The political left believe in increasing taxation to maximise taxes because they want to spend more on public services. Because they know better than us what we need. The Nanny State.

I know which philosophy I prefer. Capitalism – with a social conscience, of course. Socialism doesn’t work, in economic terms. It scares away the wealth creators, discourages inward investment and inevitably causes a downward economic spiral.

The English mouse squeaked in favour of working hard, saving for your family, creating personal wealth, starting up companies, paying sensible taxes and, yes, balancing the books. And being incentivised to go out and work, rather than sit at home on the sofa enjoying a benefits lifestyle.

This new Conservative government now has a real opportunity to do the right thing for the long-term: encourage enterprise, stimulate further employment and economic growth and – more importantly – rebalance public services and the welfare state so that taxes are used to help those that need it most, rather than those who choose not to help themselves when they are able.

The Beveridge Report of 1942 formed the basis of the modern welfare system. It was designed to address the 5 “Giant Evils” of society at that time: squalor, ignorance, want, idleness, and disease.  Our welfare system of the 21st century should reinforce those principles, rather than the broader, more lax ones it has come to stand for in the intervening 70 years, abused by many undeserving of its worthy intent.

If the current government can deliver, we just might end up with a group of politicians who are conservatives with a social conscience, no longer the Nasty Party, and who create a country for the many rather than for the perceived elite few.

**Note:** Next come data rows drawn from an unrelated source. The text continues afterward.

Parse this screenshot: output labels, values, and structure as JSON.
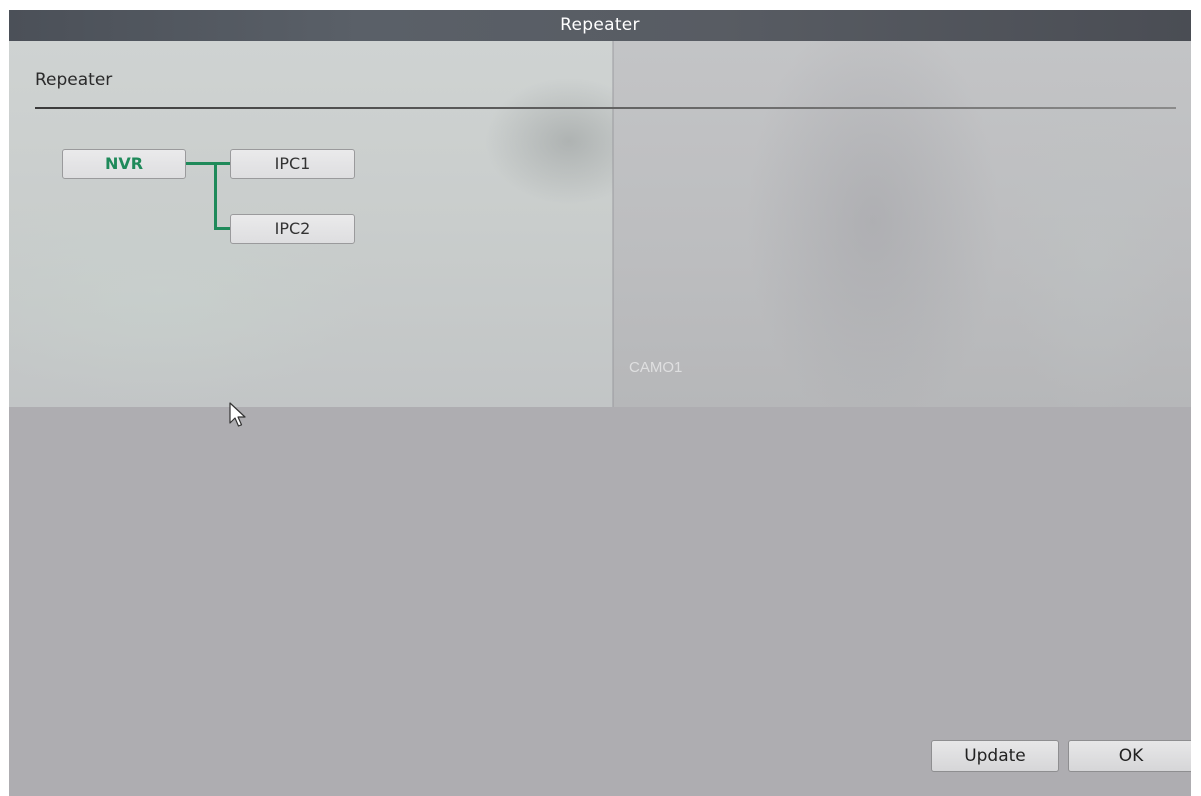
{
  "window": {
    "title": "Repeater"
  },
  "section": {
    "title": "Repeater"
  },
  "video": {
    "camera_label": "CAMO1"
  },
  "topology": {
    "root": "NVR",
    "children": [
      "IPC1",
      "IPC2"
    ],
    "line_color": "#1f8a5a"
  },
  "buttons": {
    "update_label": "Update",
    "ok_label": "OK"
  },
  "icons": {
    "cursor": "mouse-pointer-icon"
  }
}
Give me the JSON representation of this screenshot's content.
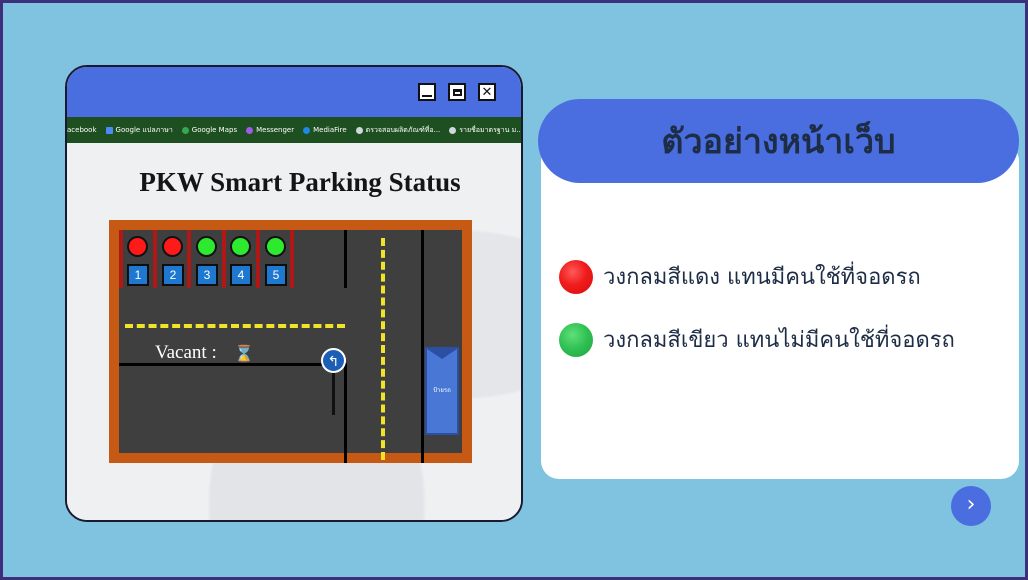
{
  "window": {
    "controls": {
      "minimize": "",
      "maximize": "",
      "close": "✕"
    },
    "bookmarks": [
      "acebook",
      "Google แปลภาษา",
      "Google Maps",
      "Messenger",
      "MediaFire",
      "ตรวจสอบผลิตภัณฑ์ที่อ...",
      "รายชื่อมาตรฐาน ม..."
    ],
    "page": {
      "title": "PKW Smart Parking Status",
      "spots": [
        {
          "number": "1",
          "status": "occupied"
        },
        {
          "number": "2",
          "status": "occupied"
        },
        {
          "number": "3",
          "status": "vacant"
        },
        {
          "number": "4",
          "status": "vacant"
        },
        {
          "number": "5",
          "status": "vacant"
        }
      ],
      "vacant_label": "Vacant :",
      "hourglass_icon": "⌛",
      "sign_icon": "↰",
      "bus_label": "ป้ายรถ"
    }
  },
  "legend": {
    "title": "ตัวอย่างหน้าเว็บ",
    "items": [
      {
        "color": "red",
        "text": "วงกลมสีแดง แทนมีคนใช้ที่จอดรถ"
      },
      {
        "color": "green",
        "text": "วงกลมสีเขียว แทนไม่มีคนใช้ที่จอดรถ"
      }
    ]
  },
  "next_icon": "›",
  "colors": {
    "background": "#7fc3e0",
    "accent": "#4a6ee0",
    "occupied": "#ff1a1a",
    "vacant": "#2eea2e"
  }
}
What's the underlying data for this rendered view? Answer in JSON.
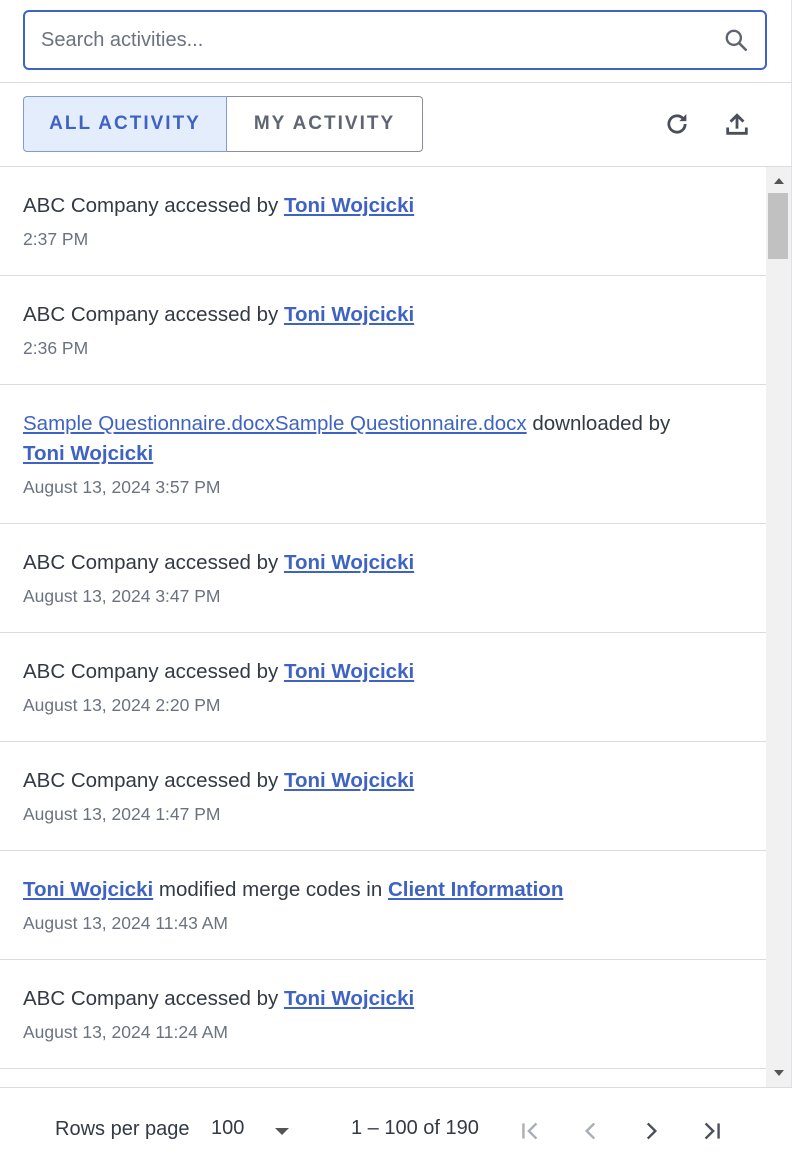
{
  "search": {
    "placeholder": "Search activities...",
    "value": ""
  },
  "tabs": [
    {
      "label": "ALL ACTIVITY",
      "active": true
    },
    {
      "label": "MY ACTIVITY",
      "active": false
    }
  ],
  "toolbar": {
    "refresh_icon": "refresh-icon",
    "export_icon": "upload-icon"
  },
  "activities": [
    {
      "prefix": "ABC Company accessed by ",
      "user": "Toni Wojcicki",
      "time": "2:37 PM"
    },
    {
      "prefix": "ABC Company accessed by ",
      "user": "Toni Wojcicki",
      "time": "2:36 PM"
    },
    {
      "doc": "Sample Questionnaire.docxSample Questionnaire.docx",
      "action": " downloaded by",
      "user": "Toni Wojcicki",
      "time": "August 13, 2024 3:57 PM"
    },
    {
      "prefix": "ABC Company accessed by ",
      "user": "Toni Wojcicki",
      "time": "August 13, 2024 3:47 PM"
    },
    {
      "prefix": "ABC Company accessed by ",
      "user": "Toni Wojcicki",
      "time": "August 13, 2024 2:20 PM"
    },
    {
      "prefix": "ABC Company accessed by ",
      "user": "Toni Wojcicki",
      "time": "August 13, 2024 1:47 PM"
    },
    {
      "user": "Toni Wojcicki",
      "middle": " modified merge codes in ",
      "target": "Client Information",
      "time": "August 13, 2024 11:43 AM"
    },
    {
      "prefix": "ABC Company accessed by ",
      "user": "Toni Wojcicki",
      "time": "August 13, 2024 11:24 AM"
    }
  ],
  "pagination": {
    "rows_per_page_label": "Rows per page",
    "rows_per_page_value": "100",
    "range": "1 – 100 of 190"
  },
  "colors": {
    "accent": "#3f63c4",
    "tab_active_bg": "#e4edfb"
  }
}
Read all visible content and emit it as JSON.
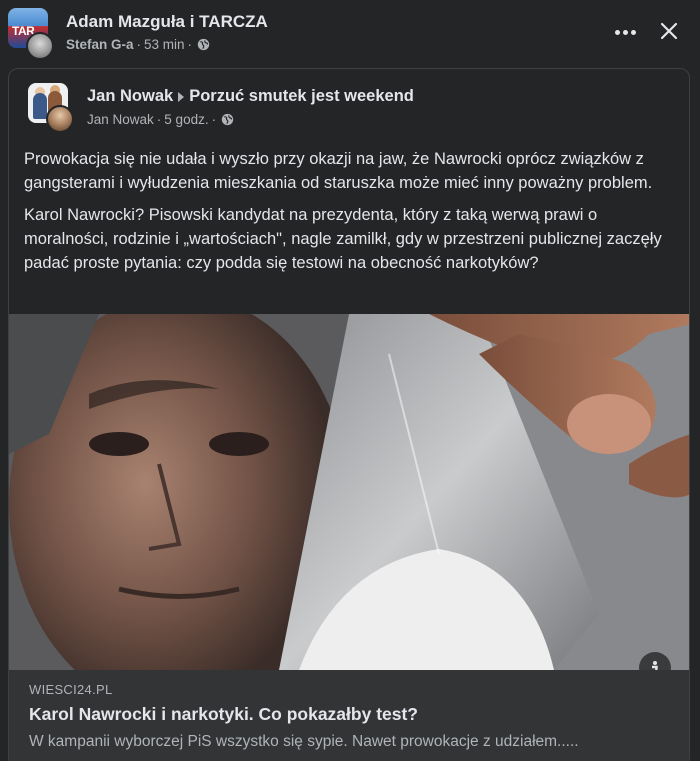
{
  "outer_post": {
    "title": "Adam Mazguła i TARCZA",
    "group_avatar_text": "TAR",
    "author": "Stefan G-a",
    "time": "53 min",
    "separator": "·"
  },
  "shared_post": {
    "page_name": "Jan Nowak",
    "group_name": "Porzuć smutek jest weekend",
    "author": "Jan Nowak",
    "time": "5 godz.",
    "separator": "·",
    "paragraphs": [
      "Prowokacja się nie udała i wyszło przy okazji na jaw, że Nawrocki oprócz związków z gangsterami i wyłudzenia mieszkania od staruszka może mieć inny poważny problem.",
      "Karol Nawrocki? Pisowski kandydat na prezydenta, który z taką werwą prawi o moralności, rodzinie i „wartościach\", nagle zamilkł, gdy w przestrzeni publicznej zaczęły padać proste pytania: czy podda się testowi na obecność narkotyków?"
    ]
  },
  "link_preview": {
    "domain": "WIESCI24.PL",
    "title": "Karol Nawrocki i narkotyki. Co pokazałby test?",
    "description": "W kampanii wyborczej PiS wszystko się sypie. Nawet prowokacje z udziałem....."
  },
  "icons": {
    "more": "more-dots-icon",
    "close": "close-icon",
    "audience": "globe-icon",
    "info": "info-icon"
  },
  "colors": {
    "background": "#242526",
    "text_primary": "#e4e6eb",
    "text_secondary": "#b0b3b8",
    "link_footer_bg": "#323436",
    "border": "#3e4042"
  }
}
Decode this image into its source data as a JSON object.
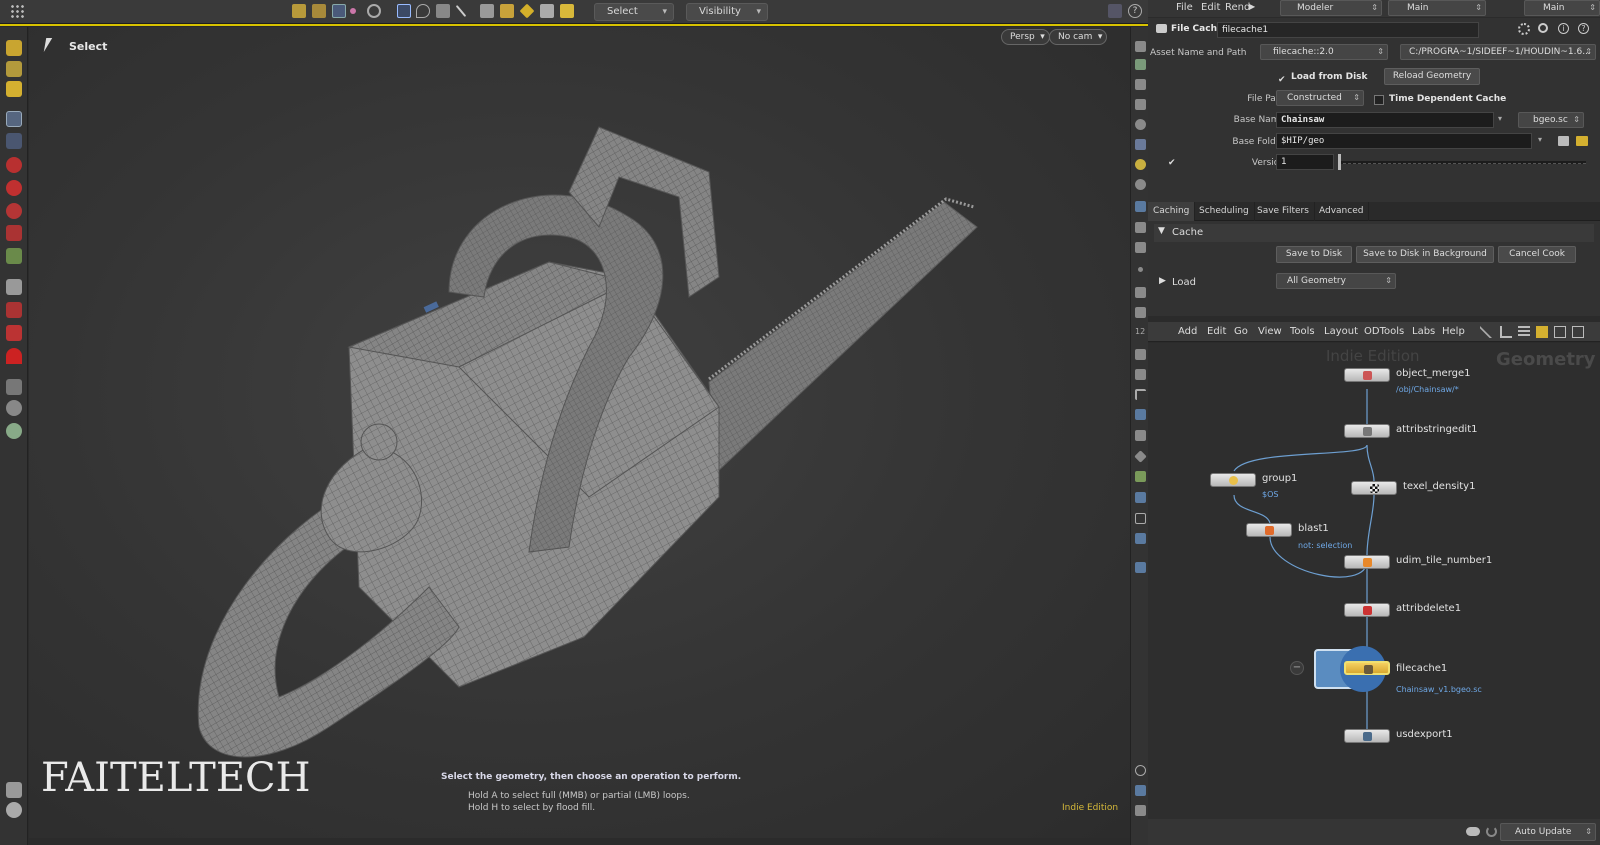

Sort out the marauding Scots and our EU position too, and there will be no surprises at the next General Election.

But mess it up, and David, George, Theresa or Boris might also be off on holiday to Ibiza in May 2020.

I wonder if Ed will still be on the sun lounger….